WORK REQUEST - Look for "describing" in the records and copy every line that has it.
::::
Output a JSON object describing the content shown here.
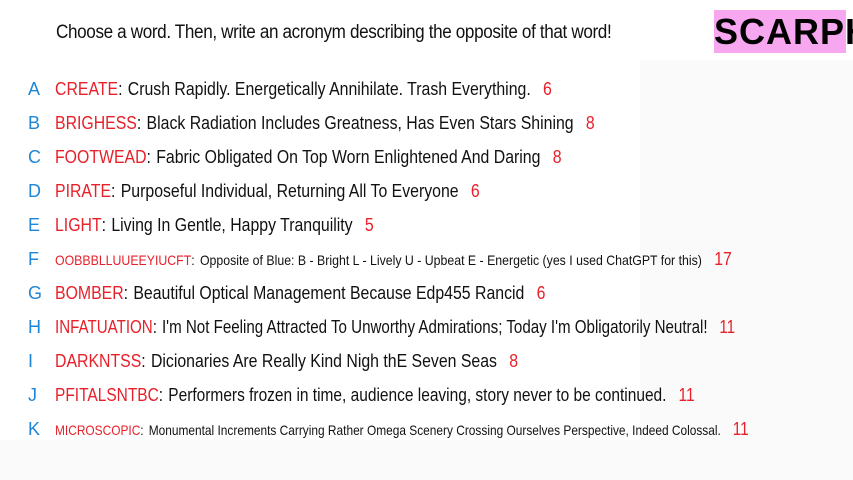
{
  "header": {
    "prompt": "Choose a word. Then, write an acronym describing the opposite of that word!",
    "brand": "SCARPH"
  },
  "entries": [
    {
      "letter": "A",
      "word": "CREATE",
      "acronym": "Crush Rapidly. Energetically Annihilate. Trash Everything.",
      "count": "6"
    },
    {
      "letter": "B",
      "word": "BRIGHESS",
      "acronym": "Black Radiation Includes Greatness, Has Even Stars Shining",
      "count": "8"
    },
    {
      "letter": "C",
      "word": "FOOTWEAD",
      "acronym": "Fabric Obligated On Top Worn Enlightened And Daring",
      "count": "8"
    },
    {
      "letter": "D",
      "word": "PIRATE",
      "acronym": "Purposeful Individual, Returning All To Everyone",
      "count": "6"
    },
    {
      "letter": "E",
      "word": "LIGHT",
      "acronym": "Living In Gentle, Happy Tranquility",
      "count": "5"
    },
    {
      "letter": "F",
      "word": "OOBBBLLUUEEYIUCFT",
      "acronym": "Opposite of Blue:  B - Bright L - Lively U - Upbeat E - Energetic (yes I used ChatGPT for this)",
      "count": "17"
    },
    {
      "letter": "G",
      "word": "BOMBER",
      "acronym": "Beautiful Optical Management Because Edp455 Rancid",
      "count": "6"
    },
    {
      "letter": "H",
      "word": "INFATUATION",
      "acronym": "I'm Not Feeling Attracted To Unworthy Admirations; Today I'm Obligatorily Neutral!",
      "count": "11"
    },
    {
      "letter": "I",
      "word": "DARKNTSS",
      "acronym": "Dicionaries Are Really Kind Nigh thE Seven Seas",
      "count": "8"
    },
    {
      "letter": "J",
      "word": "PFITALSNTBC",
      "acronym": "Performers frozen in time, audience leaving, story never to be continued.",
      "count": "11"
    },
    {
      "letter": "K",
      "word": "MICROSCOPIC",
      "acronym": "Monumental Increments Carrying Rather Omega Scenery Crossing Ourselves Perspective, Indeed Colossal.",
      "count": "11"
    }
  ],
  "colors": {
    "letter": "#1e86d6",
    "word": "#e8202a",
    "count": "#e8202a",
    "brand_bg": "#f7a6f0"
  }
}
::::
EXERCISE OUTPUT -
Output a JSON object describing the content shown here.
    "prompt": "Choose a word. Then, write an acronym describing the opposite of that word!",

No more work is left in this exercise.